Liz blogged a couple of weeks ago about of Rule 10b5-1 plan “cooling off” periods – it’s one topic being evaluated as a potential reform to Rule 10b5-1. A recent King & Spalding memo discusses potential reforms that the SEC will most likely consider and one involves increased public disclosure of 10b5-1 trading plans. Today, company practice varies when it comes to public disclosure of trading plans, one reason being that disclosure requirements about such plans are minimal. The memo says it’s likely any Rule 10b5-1 reform proposal will include enhanced disclosure requirements and a challenge could be determining the level of detail for disclosure. Here’s an excerpt with thoughts on that:
The more difficult question for the SEC will be the level of detail required to be disclosed. While disclosure of basic plan details – such as the date of adoption, the date range of anticipated trading, and the anticipated number of shares to be traded – might garner broad support, excessive disclosure of granular plan details or of the plan’s specific mechanics, algorithms, and trading strategies could raise personal privacy concerns with little obvious benefit to ordinary investors. Furthermore, disclosure of plan details may invite trading designed to disrupt or front-run an executive’s planned trading. A requirement that Form 4 filings explicitly indicate whether a trade was made pursuant to a Rule 10b5-1 plan also seems likely, as does a requirement, as discussed further below, that Rule 144 filings (which already require the filer to at least disclose the date of adoption of any plan pursuant to which a sale is made) be filed electronically and made available to the public through the EDGAR system.
With potential Rule 10b5-1 reforms on the way, be sure to tune-in for our July 20th webcast – “Insider Trading Policies & Rule 10b5-1 Plans” for guidance and tips about revisiting your insider trading policy & trading plans.
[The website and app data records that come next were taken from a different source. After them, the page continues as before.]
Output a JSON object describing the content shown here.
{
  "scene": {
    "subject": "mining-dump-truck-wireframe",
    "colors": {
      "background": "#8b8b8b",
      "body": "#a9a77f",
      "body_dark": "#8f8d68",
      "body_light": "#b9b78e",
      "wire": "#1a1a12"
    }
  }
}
We’ve got an all-star panel lined up, don’t miss it!
– Lynn Jokela